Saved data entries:
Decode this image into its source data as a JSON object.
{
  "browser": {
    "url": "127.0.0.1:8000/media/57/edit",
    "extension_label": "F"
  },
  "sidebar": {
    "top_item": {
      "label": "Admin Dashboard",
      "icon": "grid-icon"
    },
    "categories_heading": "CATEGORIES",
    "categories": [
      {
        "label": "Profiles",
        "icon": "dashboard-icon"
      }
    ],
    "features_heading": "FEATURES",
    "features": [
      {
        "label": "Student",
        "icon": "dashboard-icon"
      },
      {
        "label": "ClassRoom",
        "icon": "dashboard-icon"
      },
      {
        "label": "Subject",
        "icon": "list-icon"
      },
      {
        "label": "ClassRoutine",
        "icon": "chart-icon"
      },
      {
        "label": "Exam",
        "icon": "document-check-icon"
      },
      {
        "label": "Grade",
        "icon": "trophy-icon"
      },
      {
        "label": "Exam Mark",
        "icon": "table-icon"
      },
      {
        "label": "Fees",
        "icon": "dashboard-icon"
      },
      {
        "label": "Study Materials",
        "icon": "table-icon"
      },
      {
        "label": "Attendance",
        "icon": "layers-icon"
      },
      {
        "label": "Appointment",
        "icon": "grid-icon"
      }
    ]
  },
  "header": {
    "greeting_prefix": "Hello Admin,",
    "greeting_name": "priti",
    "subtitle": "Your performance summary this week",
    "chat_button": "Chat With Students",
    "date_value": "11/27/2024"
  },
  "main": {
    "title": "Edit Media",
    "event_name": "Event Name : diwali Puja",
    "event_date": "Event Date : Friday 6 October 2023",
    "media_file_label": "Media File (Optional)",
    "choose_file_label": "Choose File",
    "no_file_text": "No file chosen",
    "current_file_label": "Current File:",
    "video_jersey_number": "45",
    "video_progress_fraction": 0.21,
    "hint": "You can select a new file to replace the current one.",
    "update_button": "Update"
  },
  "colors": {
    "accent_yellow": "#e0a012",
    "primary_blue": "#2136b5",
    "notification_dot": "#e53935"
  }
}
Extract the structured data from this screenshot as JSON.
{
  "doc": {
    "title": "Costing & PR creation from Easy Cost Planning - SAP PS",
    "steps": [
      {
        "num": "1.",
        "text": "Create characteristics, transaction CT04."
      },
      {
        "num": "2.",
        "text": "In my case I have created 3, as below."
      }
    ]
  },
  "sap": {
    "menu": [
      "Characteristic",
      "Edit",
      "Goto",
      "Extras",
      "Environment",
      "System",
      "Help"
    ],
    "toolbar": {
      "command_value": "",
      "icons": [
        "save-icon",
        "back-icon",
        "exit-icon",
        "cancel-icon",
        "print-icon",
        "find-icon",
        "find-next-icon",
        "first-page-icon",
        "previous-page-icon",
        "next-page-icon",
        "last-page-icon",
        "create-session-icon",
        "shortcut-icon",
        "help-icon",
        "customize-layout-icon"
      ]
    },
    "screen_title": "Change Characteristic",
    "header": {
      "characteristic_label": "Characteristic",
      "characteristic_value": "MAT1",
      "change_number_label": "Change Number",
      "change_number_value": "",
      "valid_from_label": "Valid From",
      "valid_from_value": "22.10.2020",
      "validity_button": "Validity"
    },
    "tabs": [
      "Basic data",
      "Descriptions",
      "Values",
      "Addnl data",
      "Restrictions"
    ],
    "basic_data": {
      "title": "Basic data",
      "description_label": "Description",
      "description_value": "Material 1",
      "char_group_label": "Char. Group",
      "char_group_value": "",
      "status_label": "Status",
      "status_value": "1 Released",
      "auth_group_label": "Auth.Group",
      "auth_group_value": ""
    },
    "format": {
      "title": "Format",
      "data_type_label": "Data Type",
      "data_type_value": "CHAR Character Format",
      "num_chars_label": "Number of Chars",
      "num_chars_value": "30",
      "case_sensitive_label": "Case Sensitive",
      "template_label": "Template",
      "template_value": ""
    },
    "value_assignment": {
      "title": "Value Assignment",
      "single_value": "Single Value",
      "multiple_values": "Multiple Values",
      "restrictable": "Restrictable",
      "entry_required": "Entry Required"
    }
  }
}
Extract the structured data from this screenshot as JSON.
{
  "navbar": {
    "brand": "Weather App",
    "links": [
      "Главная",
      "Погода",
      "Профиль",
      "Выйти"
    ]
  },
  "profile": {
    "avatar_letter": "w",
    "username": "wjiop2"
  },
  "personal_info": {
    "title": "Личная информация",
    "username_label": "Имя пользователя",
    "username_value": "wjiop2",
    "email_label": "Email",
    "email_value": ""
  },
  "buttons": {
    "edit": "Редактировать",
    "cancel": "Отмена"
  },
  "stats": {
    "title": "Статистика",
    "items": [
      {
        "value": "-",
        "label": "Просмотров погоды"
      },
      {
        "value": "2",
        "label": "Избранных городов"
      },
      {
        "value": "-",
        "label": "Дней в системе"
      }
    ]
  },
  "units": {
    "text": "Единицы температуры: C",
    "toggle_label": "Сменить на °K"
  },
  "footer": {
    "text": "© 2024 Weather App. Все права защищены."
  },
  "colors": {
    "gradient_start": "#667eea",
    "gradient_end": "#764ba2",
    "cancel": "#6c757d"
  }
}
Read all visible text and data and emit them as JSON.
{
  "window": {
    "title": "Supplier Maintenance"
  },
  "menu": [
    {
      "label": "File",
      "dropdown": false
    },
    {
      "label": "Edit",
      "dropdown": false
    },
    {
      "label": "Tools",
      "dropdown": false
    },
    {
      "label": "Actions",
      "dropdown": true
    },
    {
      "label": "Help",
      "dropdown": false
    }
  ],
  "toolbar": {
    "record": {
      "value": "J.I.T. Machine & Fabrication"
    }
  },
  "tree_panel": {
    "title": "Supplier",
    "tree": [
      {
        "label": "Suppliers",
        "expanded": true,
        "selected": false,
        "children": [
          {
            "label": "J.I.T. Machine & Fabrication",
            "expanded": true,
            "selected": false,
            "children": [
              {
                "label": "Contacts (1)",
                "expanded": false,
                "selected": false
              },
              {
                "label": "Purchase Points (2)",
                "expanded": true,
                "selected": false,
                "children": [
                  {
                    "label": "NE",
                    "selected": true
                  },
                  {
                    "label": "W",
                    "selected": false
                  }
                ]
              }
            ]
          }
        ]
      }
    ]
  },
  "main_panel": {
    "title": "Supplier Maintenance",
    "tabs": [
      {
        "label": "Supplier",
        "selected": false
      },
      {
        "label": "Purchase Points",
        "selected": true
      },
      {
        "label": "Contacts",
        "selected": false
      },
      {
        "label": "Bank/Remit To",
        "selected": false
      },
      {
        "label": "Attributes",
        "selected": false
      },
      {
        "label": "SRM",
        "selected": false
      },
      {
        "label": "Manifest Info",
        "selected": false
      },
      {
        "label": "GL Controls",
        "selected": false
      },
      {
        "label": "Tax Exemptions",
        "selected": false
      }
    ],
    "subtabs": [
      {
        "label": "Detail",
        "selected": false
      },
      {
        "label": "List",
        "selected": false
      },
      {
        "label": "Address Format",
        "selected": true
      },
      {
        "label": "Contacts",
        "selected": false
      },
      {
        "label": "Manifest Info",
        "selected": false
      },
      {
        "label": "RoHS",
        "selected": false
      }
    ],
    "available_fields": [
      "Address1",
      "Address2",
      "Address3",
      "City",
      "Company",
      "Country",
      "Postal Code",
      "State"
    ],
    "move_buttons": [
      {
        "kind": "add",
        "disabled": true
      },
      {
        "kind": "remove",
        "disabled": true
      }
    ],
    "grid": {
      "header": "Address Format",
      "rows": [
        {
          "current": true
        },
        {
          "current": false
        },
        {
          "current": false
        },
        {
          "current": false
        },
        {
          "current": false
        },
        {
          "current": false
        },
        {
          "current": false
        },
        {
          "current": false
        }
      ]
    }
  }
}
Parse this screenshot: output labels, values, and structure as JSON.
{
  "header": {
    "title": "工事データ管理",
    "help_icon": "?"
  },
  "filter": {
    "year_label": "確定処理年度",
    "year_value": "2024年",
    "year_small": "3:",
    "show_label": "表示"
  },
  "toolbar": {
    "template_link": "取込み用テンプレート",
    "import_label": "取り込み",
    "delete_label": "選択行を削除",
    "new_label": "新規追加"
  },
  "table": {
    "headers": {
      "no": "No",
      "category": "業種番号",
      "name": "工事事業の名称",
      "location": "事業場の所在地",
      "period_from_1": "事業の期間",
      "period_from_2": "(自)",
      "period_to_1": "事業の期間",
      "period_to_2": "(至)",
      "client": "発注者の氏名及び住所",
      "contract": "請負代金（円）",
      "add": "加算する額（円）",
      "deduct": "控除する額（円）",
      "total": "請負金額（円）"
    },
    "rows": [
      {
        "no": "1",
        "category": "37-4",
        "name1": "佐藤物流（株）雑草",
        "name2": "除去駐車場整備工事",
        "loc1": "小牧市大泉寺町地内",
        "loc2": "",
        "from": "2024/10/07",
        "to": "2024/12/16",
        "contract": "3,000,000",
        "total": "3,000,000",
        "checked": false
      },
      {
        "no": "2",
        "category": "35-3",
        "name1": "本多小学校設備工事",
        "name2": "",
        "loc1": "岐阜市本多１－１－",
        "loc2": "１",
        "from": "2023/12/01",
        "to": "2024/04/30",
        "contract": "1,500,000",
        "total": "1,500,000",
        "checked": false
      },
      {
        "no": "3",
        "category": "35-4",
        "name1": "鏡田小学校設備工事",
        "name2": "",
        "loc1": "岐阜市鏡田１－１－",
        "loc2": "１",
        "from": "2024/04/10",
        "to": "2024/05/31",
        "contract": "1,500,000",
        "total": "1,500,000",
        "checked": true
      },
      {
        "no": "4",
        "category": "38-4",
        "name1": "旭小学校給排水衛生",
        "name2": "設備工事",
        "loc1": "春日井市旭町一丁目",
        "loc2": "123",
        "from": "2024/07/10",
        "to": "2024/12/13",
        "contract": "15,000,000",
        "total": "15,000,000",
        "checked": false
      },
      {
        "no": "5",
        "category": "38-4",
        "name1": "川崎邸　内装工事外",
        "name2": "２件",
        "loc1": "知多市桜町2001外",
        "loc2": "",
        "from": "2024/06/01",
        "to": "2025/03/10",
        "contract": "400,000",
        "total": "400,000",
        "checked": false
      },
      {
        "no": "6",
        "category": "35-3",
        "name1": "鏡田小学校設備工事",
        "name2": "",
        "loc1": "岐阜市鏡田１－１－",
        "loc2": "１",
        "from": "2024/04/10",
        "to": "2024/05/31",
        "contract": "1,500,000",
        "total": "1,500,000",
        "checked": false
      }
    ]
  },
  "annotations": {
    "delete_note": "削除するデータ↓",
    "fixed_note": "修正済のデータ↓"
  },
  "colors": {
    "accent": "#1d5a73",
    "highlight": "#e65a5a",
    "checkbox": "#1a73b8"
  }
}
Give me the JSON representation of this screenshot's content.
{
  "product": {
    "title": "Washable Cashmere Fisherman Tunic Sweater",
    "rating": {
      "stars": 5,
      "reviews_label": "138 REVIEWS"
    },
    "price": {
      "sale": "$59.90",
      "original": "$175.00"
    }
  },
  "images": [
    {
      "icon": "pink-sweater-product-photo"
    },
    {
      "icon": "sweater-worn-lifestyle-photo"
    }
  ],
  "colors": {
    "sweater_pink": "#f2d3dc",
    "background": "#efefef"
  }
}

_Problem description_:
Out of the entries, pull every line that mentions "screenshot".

_Task solution_:
Extract the structured data from this screenshot as JSON.
Extract the structured data from this screenshot as JSON.
Parse this screenshot: output labels, values, and structure as JSON.
Give me the JSON representation of this screenshot's content.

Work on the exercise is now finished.